Description of the task: Taking each line of the material below in turn, count those containing the string "author". Provide the number alone.

[[ The input open ]]

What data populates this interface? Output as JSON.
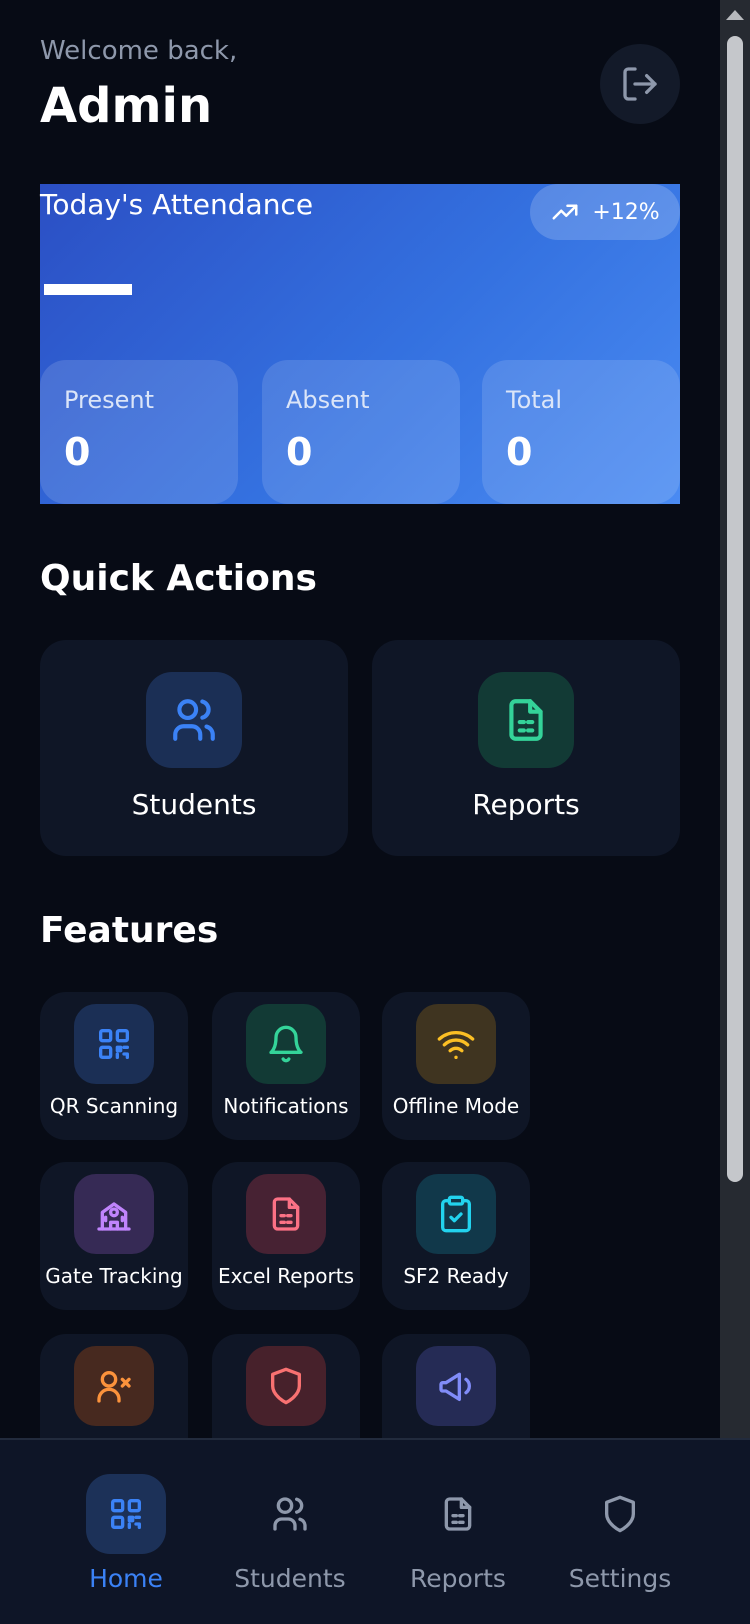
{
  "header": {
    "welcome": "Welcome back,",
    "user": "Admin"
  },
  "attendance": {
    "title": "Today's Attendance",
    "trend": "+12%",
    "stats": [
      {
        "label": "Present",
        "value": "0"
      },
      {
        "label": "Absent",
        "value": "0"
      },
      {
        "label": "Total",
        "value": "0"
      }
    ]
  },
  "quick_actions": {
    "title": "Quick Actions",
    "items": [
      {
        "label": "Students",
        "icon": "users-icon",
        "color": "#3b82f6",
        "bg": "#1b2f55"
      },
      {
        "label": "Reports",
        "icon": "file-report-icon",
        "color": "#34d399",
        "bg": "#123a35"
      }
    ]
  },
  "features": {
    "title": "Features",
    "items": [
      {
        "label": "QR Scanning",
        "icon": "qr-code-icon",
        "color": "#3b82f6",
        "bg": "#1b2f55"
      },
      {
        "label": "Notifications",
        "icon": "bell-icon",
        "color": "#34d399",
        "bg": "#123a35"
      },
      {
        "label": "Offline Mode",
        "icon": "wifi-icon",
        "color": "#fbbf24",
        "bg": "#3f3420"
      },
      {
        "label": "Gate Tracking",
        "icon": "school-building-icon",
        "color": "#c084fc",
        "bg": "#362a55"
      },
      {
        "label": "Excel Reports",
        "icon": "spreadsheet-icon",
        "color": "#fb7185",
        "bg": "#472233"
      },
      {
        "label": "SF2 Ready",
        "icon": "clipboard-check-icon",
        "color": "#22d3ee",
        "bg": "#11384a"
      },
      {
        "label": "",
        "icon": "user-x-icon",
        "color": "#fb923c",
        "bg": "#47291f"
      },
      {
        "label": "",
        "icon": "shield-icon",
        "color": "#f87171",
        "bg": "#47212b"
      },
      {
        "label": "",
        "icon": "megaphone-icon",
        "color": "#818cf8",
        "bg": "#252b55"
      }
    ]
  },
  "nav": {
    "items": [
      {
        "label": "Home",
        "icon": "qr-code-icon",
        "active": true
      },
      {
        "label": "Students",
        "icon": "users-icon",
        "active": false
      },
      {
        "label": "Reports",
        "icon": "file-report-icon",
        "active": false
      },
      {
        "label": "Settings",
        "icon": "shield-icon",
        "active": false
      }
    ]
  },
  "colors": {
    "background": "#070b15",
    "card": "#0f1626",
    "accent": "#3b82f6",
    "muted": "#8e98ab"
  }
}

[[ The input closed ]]
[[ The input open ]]

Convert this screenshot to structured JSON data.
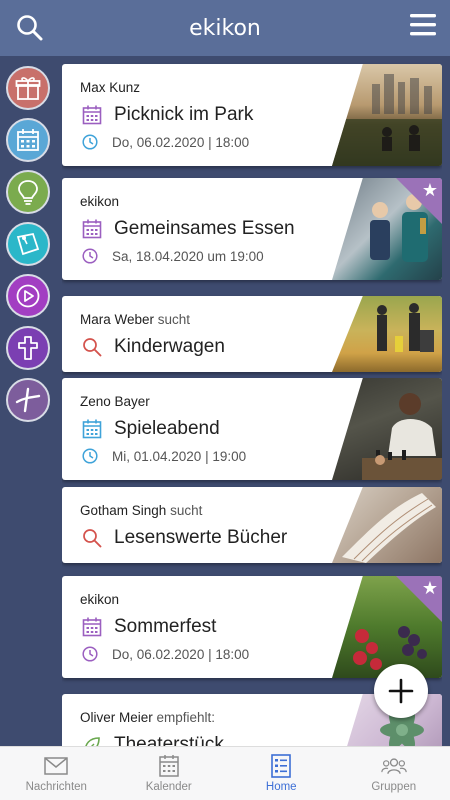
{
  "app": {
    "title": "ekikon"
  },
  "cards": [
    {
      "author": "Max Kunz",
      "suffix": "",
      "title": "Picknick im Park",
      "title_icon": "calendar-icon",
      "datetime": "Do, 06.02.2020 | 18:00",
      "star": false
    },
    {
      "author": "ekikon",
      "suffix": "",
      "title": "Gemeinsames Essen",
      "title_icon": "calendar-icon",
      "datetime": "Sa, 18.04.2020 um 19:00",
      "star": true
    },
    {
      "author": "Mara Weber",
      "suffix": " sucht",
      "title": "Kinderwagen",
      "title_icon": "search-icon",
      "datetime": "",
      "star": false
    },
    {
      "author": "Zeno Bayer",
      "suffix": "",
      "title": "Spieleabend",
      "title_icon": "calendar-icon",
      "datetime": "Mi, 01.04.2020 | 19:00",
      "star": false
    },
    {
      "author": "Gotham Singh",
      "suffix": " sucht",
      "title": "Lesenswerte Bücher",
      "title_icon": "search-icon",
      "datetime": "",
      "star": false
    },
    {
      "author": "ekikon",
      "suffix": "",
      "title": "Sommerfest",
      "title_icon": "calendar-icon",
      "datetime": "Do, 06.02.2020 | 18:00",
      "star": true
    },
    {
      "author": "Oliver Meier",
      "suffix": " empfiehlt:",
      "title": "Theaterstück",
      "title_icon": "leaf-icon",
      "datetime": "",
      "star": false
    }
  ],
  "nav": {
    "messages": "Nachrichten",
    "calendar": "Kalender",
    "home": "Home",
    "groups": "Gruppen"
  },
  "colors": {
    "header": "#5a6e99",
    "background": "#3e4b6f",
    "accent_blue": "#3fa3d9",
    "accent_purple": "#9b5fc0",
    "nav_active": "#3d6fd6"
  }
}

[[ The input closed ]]

Task response: 7